I’ve never read the book this is adapted from, nor have I read Pride and Prejudice, but it is my understanding that this book is simply the Pride and Prejudice story with an element of zombies mixed in. This mixture creates a very odd tone throughout the film resulting in an uneven balance of narrative of the original book while attempting to include zombies. This unevenness grows as the book moves further away from the original story of Pride and Prejudice in order to incorporate zombies, resulting in much weaker and predictable narrative than the original book, I would imagine.

When the zombies are on screen, the tone and direction of the film felt as though it ought to be comedic and reminiscent of the stlyle used in Hot Fuzz, as you watch these iconic literary characters discussing the subject of the undead.

During the actual Pride and Prejudice narrative, the story becomes more interesting and compelling, still with elements of zombies but the grounding of reality in this particular world helps; however, as the story becomes more zombie focused it also becomes more predictable and boring. The two subjects never seem to successfully merge as one and the tonal shifts between the period piece and the zombies never seem to flow successfully.

I am a great fan of the zombie genre, one of my favourite books, and possibly the best interpretations of zombies is World War Z. I have watched The Walking Dead and listened to We’re Alive podcast. So I feel I have a great understanding of that particular supernatural entity. This is by far the worst interpretation of zombies as they do not seem to consistently follow any rules or laws, as one quick swipe of the blade across a zombie’s throat seems to kill them which is inaccurate, to say the least. There is never a great sense of threat from them though this threat is discussed in great detail, so that when you finally do see a hoard of them they are disappointing, with various shots depicting several going for a jog and moaning oddly.

Though this is a very poor understanding of the zombies, one of the benefits that stems from this adaptation is that it creates an interesting and progressives platform for gender. The women are all trained and skilled fighters as they are either sent to Japan or China depending on criteria and desired skill set where they are taught to fight the undead.

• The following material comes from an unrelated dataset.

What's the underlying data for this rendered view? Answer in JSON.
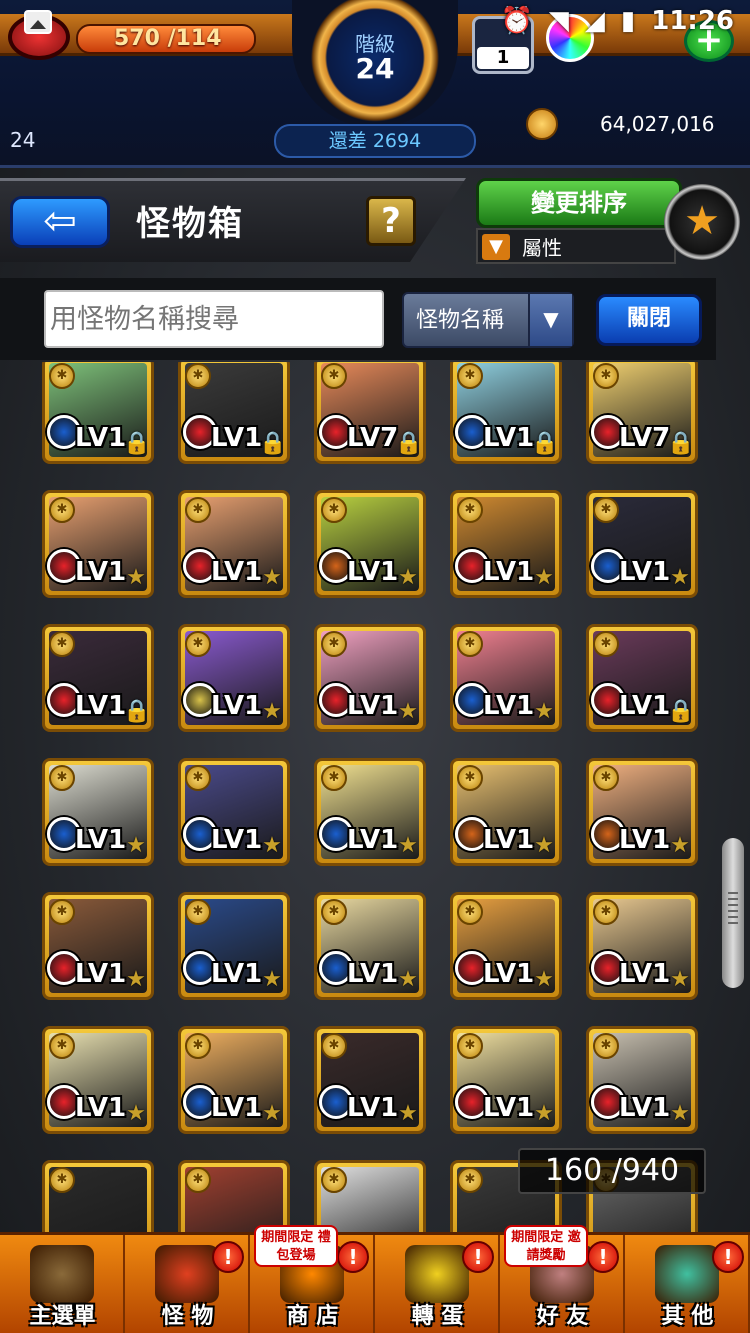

Leana Headey’s character, who seems to be Cercei from Game Of Thrones, only with more humility, is known throughout England as the deadliest and most fearsome killer, a refreshing approach considering this is set during the period times where women scarcely had any privileges if any.

Darcy and Wickham are the only men capable of fighting the zombies, while other men run in fear or approach zombies only when they believe to be contained behind wired fencing.

Matt Smith’s character, Parson Collins, provides the best comedic value of the film, with the most intelligent script. Smith for once, outshines everyone and though you may not like his character, he is very funny and manages to outshine anyone on screen.

So while scenes from the original Pride and Prejudice have been mixed with martial arts or some have been used as a reference for the fans. The only vaguely interesting component of the film is that by using the loose interpretation of zombies, it has enabled a feminist approach to a very familiar story.

OVERAL ** As I say the zombies have allowed a feminist twist on a usually male dominated narrative; however owing to the uneven tempo between normality and Zombies with a frankly boring and predictable story in parts. This was a waste of a usually charismatic and powerful cast.

RECOMMENDATION – Watch if you really feel the urge to see Matt Smith’s acting or a feminist twist, otherwise I would give this a miss.